Creating a Customer Journey Mapping Capability
For many businesses, applying Customer Journey Mapping (CJM) is a key part of executing their Customer Experience (CX) strategy – Gartner therefore predicts that, by 2018, 60% of large organisations will have their own in-house CJM capabilities. But what are ‘CJM capabilities’? And what are the key ‘building blocks’ that organisations need to focus on to ensure that they are ‘capable’ when it comes to CJM?
As the famous saying goes, ‘Rome wasn’t built in a day’ - building in-house CJM ‘capabilities’ takes brain power, time, and money. But beyond the obvious need for intellect and investment, what else is required to ensure that a business has the right ‘set up’ when it comes to CJM?
In our experience, there are five key building blocks that businesses should initially focus on – easy way to remember, they all start with ‘T’ (the ‘5Ts’):
Businesses should begin by focusing on bringing together the right people and building the right teams. There are two types of teams in particular that businesses should consider:
At the heart of an organisation’s CX/ CJM capability is a centralised team – a team which needs to be comprised of experts who act as the advocates of CX and CJM, ‘championing’ the value that they add to the business, but critically, lead and oversee on CJM implementation across the business
If it is to be successful, a business cannot view CX as a single department or CJM as a discipline practiced by just a few. As such, building CJM capabilities is not just about the centralised team; rather it is about teams – a centralised team linked to cross-functional journey teams, with responsibility for managing and improving the customer experience across their clearly defined, ‘nominated’ journey.
In our first blog, 'Winning with Customer Journey Mapping in 2017', we talked about the importance of CX design principles in driving consistency of the customer experience. Just as it is important that customers have a consistent experience across all journeys and channels on the ‘front stage’, it is imperative that businesses have a consistent ‘back stage’ approach to defining, mapping, optimising, and managing their customer journeys.
More specifically, businesses need to outline an end-to-end methodology, aligned to best practice, that demonstrates how the business approaches CJM. The methodology should be rigid enough to ensure consistency, yet flexible enough to allow for nuances across journeys and customer groups/ types; according to The Aberdeen Group, only 36% of companies currently have such a process for mapping their customer journeys.
Training is also key to ensuring the adoption of a consistent approach – particularly if CJM is something of a ‘new’ concept for a business. CJM training is an opportunity to bring the CJM toolkit to life – it should therefore be focused on the agreed end-to-end methodology and tailored to balance the need for consistency against what needs to be ‘believed and achieved’ by different ‘types’ of stakeholders and employees, for example –
‘Experts’ – the centralised team
‘Users’ – cross-functional journey teams
‘Champions’ – wider stakeholders, including Exec level
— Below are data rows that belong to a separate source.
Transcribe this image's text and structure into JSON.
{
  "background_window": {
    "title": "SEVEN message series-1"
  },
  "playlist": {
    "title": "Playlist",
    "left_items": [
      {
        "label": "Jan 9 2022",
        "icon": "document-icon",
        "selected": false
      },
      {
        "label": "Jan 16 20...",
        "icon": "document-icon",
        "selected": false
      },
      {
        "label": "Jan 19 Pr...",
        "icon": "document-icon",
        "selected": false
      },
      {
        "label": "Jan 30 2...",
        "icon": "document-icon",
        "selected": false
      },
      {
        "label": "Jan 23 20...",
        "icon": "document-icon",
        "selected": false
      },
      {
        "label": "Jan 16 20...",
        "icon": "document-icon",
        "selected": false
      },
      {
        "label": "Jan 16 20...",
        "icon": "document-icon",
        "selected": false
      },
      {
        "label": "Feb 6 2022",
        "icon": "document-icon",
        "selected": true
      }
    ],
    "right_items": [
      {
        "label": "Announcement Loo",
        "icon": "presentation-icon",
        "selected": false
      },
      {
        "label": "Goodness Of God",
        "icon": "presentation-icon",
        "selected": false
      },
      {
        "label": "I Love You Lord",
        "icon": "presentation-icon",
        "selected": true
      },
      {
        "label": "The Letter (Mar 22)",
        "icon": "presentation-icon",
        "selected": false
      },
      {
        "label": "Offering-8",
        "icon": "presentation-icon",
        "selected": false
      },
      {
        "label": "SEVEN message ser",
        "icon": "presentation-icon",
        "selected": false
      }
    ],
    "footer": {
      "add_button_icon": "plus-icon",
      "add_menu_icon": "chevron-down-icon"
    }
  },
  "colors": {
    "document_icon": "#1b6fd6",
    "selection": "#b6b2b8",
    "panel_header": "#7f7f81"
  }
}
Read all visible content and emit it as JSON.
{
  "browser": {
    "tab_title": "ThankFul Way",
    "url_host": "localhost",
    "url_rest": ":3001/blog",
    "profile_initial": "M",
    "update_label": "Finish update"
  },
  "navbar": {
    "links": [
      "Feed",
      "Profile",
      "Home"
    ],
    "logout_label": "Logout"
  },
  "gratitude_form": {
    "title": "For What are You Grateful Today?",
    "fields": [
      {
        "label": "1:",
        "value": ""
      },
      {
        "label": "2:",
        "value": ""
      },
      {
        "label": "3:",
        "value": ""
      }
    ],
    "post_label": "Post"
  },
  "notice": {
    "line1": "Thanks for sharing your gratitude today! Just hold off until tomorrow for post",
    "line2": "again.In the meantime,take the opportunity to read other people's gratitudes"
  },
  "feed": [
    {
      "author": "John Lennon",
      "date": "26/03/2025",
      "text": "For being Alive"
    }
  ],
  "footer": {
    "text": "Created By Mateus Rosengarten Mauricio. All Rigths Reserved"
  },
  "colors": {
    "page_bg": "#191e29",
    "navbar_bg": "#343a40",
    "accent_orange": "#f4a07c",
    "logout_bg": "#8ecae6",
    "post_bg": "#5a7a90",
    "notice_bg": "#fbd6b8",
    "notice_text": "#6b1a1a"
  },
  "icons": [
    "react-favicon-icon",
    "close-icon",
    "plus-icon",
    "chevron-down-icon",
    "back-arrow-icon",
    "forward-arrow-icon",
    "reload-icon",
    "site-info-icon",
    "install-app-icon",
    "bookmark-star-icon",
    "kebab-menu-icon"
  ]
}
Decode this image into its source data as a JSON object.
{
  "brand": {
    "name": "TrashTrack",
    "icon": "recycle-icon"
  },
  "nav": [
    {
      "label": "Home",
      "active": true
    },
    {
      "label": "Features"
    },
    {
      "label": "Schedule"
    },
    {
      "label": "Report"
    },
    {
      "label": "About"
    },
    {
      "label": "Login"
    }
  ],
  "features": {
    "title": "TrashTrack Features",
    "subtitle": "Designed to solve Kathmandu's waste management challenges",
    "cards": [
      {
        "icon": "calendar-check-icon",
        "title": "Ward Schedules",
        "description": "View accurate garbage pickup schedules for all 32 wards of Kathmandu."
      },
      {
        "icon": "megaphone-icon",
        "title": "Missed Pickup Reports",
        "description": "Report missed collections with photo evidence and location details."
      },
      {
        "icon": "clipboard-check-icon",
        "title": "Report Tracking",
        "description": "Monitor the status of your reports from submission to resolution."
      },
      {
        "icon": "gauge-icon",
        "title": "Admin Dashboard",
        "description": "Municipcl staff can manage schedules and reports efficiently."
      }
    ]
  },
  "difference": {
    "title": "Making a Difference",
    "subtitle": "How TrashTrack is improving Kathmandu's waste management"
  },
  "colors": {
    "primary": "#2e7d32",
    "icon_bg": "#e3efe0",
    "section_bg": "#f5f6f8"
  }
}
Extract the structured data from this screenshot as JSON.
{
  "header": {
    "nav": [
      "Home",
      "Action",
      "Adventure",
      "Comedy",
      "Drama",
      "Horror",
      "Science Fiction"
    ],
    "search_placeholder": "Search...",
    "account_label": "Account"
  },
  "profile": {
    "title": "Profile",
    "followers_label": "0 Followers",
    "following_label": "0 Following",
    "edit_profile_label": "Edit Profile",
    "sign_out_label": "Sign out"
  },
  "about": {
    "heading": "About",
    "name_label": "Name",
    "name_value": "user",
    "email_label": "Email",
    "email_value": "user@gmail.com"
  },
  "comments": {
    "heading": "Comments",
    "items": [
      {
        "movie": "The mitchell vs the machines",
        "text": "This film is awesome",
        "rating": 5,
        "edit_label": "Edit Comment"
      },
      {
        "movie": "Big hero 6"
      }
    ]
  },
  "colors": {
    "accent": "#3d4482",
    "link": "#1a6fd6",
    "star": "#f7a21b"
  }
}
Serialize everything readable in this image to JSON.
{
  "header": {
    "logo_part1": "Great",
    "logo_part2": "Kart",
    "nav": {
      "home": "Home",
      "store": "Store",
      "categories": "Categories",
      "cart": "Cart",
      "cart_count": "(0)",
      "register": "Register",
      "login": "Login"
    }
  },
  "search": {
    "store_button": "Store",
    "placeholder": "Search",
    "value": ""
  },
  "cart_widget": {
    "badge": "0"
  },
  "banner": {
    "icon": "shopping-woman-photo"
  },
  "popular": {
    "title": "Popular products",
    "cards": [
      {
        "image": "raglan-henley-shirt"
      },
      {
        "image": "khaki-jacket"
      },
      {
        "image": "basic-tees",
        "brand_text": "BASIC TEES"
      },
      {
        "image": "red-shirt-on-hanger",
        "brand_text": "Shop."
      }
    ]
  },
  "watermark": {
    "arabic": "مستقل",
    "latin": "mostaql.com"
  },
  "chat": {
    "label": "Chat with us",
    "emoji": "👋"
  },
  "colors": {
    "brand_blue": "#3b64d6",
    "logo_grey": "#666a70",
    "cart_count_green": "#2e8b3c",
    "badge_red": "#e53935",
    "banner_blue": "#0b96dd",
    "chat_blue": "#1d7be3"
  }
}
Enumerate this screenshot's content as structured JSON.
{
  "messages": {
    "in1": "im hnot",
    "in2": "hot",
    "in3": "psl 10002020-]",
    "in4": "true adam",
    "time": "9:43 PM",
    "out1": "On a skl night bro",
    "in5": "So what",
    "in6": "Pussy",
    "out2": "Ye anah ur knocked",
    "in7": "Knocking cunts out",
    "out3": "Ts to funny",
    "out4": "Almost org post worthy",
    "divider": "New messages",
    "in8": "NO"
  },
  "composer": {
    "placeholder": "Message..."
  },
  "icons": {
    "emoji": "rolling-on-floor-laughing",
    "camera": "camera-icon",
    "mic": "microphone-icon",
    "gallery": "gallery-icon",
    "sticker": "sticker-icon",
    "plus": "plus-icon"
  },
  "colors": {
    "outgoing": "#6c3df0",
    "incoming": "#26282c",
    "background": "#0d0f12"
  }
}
Despite the efforts required to build ‘blocks’ 1-3 (teams, toolkit, and training), ensuring the end-to-end methodology is right for a business often requires a ‘proof of concept’ (PoC) or pilot study. In our experience, pilot studies are most successful where they:
- Have a clear and (relatively) narrow focus – i.e. one customer journey mapped from the perspective of a small number of customer segments/ personas
- Deliver clear, visual, and engaging outputs – e.g. customer journey maps and films…
- Are tightly managed by the centralised team
- ...But focus on highlighting the outcomes and impacts of the initiative (or potential outcomes and impacts) over and above the deliverables
Last, but by no means least, is technology. As a business strengthens its CJM capabilities (and therefore its CJM activity increases), the model must be scalable. Technology has a key role to play in terms of:
- Visualisation – creating CJM outputs, such as customer journey maps
- Customer journey management – collating all sources of data and insight (including behavioural / transactional data and research data) throughout customer journeys, providing a ‘live’ feed which supports journey teams with on-going CX monitoring and measurement
- Experimentation – enabling the business to test and refine new journeys/ solutions (‘A/B testing’) prior to launching them to customers/ the market
- Implementation – supporting the business to optimise the customer journey at key touch-points and to deliver new customer experiences (e.g. UX - new digital platforms)
It’s about the right journey, not a ‘destination’
Returning to one of our original comments), building in-house CJM capabilities takes brain power, time, and money – and truly getting this right is both about businesses embarking on the right journey and understanding that building CJM capabilities doesn’t deliver you to a ‘destination’. It means building capabilities around the 5Ts (outlined in this article), and drawing on external expertise (as and when required) to do so, relating to customer insight, ongoing feedback and measurement, data analytics and operationalisation, to name a few.
Download the full article here - http://thisislens.co.uk/2017/03/03/building-customer-journey-mapping-capability/
Vicky is co-founder of lens – an insight-led consultancy specialising in customer journey mapping and Experience Design, CX strategy and customer insight. Vicky set up lens with a former colleague from KPMG Nunwood where she spent 6 years heading up the Experience Design team, supporting leading businesses across financial services, retail,...